Revisionist History

We've commented on the mayor's about face-more like an out of control dreidel-on term limits, and now the NY Daily News weighs in to encourage us plebes to vote Yes on a renewed two term limit: "There is no doubt as to how New Yorkers feel about term limits for the city's elected officials. The public demands them and will have a fresh opportunity to hammer home the point at the polls on Tuesday. The ballot includes a proposition to restore the maximum to two terms for newly elected officials rather than the limit of three that now exists. Our recommendation: Vote yes, despite the proposition's flaws."

And one of those flaws-in our view, but not, of course, in Morticia's-is that the measure isn't retroactive. The News continues to justify its abrogation of principle in this matter: "Then, in 2008 - famously or infamously, depending on your perspective - the Council and Mayor Bloomberg upped the limit to three terms by enacting a law. We supported the move to give him a shot at continuing his stewardship through grueling economic times. Given that 60% of New Yorkers view him positively, according to a Wall Street Journal poll, that was the right call."

Notice the sleight-of-hand here? The mayor was boosted by the three local papers because of the grim economic environment-a monumental crisis that transcended even 9/11; a time when the stalwart leadership of Giuliani wasn't enough of a rationale to get all three local paper clips to call for boosting Rudy for another go at it.

In the past year has Mike Bloomberg been our savior? Has he implemented strong austerity measures that counteracted his eight years of profligacy? Has he helped the struggling small businesses by reducing their tax and regulatory burdens-not unless you think that devising a letter grading system is helpful to the local eateries.

But the News, with no argument to support its original call for a reprise of the Bloomberg leadership, falls back on a public opinion poll.
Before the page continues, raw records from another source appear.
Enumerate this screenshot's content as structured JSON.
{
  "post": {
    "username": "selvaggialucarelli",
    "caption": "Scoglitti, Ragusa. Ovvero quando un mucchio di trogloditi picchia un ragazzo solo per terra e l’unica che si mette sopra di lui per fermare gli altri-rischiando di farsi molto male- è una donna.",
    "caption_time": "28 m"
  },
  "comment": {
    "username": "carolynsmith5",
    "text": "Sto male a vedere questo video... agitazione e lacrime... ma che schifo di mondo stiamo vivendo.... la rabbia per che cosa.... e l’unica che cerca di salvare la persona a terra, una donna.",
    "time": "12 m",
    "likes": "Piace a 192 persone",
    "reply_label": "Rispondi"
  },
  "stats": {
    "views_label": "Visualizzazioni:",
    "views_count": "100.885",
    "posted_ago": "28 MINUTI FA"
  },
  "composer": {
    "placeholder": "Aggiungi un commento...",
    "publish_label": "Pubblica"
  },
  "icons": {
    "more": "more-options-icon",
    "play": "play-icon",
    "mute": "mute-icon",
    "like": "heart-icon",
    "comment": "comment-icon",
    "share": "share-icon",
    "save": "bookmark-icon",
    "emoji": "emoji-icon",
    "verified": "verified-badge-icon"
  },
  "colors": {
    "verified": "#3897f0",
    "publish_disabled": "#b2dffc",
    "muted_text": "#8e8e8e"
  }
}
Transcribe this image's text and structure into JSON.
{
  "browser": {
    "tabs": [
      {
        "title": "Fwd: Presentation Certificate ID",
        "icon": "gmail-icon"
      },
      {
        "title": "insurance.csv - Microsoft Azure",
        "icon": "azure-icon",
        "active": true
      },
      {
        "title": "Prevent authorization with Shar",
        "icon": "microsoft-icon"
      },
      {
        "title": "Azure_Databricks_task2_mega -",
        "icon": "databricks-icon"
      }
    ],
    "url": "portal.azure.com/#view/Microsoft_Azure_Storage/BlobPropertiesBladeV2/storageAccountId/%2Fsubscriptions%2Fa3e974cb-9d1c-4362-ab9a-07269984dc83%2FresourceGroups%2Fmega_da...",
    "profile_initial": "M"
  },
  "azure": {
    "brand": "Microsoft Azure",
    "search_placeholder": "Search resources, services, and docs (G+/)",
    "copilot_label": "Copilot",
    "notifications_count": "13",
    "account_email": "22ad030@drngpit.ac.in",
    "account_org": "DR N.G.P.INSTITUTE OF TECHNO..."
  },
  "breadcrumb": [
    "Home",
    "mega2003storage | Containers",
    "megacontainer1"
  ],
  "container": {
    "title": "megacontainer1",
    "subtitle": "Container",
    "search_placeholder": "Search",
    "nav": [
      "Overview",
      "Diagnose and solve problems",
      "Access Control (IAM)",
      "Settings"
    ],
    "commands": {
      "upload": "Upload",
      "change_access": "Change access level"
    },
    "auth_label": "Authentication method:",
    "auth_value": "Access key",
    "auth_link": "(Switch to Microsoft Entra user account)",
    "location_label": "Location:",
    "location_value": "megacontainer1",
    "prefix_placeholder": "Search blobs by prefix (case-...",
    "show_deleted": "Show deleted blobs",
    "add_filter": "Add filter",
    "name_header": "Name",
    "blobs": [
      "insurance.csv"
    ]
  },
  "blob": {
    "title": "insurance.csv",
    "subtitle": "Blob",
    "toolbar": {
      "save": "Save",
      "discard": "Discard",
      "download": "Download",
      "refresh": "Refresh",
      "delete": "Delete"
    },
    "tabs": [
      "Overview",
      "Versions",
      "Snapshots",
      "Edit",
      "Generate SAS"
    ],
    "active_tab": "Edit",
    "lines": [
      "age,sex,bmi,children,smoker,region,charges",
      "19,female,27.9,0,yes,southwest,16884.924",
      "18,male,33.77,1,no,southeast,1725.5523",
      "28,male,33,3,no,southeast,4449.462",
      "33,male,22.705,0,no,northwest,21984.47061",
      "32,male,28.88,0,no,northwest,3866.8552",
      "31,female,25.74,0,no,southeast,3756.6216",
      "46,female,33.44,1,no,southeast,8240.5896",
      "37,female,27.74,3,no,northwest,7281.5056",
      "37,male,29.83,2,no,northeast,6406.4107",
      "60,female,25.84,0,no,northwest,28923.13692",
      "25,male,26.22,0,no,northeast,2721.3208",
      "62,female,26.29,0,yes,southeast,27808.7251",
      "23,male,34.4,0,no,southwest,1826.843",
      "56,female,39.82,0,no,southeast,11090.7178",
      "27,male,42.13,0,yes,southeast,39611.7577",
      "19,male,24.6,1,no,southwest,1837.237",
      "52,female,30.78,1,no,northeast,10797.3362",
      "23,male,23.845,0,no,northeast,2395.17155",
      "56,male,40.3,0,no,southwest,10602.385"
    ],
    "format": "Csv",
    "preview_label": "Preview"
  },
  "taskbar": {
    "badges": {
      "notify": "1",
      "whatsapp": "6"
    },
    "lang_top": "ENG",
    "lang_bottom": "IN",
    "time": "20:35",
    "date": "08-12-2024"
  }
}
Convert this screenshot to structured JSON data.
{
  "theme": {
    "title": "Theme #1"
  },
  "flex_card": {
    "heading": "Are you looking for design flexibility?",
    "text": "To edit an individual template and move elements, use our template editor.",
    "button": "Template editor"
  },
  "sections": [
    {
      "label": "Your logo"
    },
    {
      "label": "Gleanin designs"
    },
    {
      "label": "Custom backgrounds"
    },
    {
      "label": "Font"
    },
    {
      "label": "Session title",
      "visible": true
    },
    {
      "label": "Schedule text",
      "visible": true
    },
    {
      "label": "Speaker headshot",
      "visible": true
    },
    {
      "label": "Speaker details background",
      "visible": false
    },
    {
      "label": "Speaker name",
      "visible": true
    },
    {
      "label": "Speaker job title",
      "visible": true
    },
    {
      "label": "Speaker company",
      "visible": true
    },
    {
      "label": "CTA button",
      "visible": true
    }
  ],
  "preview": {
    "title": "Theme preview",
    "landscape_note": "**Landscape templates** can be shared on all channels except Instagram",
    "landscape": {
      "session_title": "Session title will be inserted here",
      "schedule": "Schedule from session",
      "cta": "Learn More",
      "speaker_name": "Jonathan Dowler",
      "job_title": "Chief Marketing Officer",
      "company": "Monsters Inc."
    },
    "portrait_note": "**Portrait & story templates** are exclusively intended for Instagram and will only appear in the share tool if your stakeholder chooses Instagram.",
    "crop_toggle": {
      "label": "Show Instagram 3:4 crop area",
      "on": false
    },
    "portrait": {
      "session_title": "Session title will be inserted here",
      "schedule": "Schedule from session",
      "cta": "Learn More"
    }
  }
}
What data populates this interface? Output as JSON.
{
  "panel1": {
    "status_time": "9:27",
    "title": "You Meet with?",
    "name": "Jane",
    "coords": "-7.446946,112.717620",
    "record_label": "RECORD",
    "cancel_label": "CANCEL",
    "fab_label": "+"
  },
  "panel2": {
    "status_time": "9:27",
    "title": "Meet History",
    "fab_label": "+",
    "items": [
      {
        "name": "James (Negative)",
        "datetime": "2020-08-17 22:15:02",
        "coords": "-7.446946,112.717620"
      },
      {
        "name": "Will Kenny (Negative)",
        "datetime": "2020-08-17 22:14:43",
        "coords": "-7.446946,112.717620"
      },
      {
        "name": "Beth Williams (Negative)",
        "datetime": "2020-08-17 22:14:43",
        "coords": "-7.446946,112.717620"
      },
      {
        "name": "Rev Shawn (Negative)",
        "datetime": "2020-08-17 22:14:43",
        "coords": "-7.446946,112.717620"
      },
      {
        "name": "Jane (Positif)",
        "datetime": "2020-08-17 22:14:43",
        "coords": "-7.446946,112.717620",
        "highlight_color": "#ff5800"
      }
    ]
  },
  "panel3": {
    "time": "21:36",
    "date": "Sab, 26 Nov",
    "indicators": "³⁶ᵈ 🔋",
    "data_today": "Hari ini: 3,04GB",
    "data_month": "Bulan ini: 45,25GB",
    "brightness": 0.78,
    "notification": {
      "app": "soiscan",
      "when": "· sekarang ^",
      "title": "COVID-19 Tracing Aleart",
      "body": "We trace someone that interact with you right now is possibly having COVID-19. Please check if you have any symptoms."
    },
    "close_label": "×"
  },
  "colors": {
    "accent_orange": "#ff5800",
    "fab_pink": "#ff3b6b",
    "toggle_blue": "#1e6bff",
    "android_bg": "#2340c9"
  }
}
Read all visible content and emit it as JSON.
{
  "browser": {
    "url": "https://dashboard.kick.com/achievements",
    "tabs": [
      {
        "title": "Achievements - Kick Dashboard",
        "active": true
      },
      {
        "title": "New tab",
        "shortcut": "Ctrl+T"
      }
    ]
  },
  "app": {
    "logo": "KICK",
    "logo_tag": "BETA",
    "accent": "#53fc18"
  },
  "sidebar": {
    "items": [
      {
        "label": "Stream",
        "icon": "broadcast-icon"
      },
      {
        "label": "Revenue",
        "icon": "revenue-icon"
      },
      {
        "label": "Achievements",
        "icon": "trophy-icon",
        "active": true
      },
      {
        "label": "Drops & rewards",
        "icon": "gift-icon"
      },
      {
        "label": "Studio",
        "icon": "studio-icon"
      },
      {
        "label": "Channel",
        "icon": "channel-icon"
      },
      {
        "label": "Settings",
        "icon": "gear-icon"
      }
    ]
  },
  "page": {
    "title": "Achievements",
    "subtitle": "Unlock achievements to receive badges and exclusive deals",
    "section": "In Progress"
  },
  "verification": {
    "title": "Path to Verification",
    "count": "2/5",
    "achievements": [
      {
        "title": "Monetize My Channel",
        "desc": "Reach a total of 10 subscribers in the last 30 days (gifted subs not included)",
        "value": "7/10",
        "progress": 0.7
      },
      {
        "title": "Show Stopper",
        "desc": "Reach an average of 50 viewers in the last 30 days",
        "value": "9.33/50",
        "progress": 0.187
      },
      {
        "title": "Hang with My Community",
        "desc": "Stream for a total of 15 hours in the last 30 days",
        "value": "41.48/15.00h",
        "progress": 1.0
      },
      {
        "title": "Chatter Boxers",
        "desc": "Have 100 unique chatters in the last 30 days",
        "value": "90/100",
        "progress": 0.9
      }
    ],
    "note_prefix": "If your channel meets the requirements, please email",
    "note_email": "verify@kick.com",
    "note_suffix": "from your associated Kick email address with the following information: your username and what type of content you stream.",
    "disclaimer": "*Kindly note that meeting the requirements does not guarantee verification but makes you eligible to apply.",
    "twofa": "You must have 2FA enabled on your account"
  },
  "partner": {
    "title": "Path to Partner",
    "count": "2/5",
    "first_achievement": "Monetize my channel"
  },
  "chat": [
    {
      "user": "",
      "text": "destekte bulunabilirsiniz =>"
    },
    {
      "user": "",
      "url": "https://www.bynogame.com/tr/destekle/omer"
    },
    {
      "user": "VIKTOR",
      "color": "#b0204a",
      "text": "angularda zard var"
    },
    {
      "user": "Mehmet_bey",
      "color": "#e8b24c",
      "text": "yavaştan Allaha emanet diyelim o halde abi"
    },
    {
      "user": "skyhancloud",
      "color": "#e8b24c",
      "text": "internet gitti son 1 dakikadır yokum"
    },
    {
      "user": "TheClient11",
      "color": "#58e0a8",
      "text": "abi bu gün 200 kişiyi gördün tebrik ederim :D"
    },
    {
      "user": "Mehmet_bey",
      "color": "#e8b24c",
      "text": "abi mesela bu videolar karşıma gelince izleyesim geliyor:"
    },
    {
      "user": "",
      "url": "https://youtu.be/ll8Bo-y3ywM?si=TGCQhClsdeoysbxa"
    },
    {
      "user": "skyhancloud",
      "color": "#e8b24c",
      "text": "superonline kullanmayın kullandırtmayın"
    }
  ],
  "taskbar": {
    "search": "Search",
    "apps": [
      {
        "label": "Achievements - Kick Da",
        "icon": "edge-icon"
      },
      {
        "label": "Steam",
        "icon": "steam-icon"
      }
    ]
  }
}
We'll remember that, and see if  popularity is now a benchmark that the paper will continue to live by when it editorializes.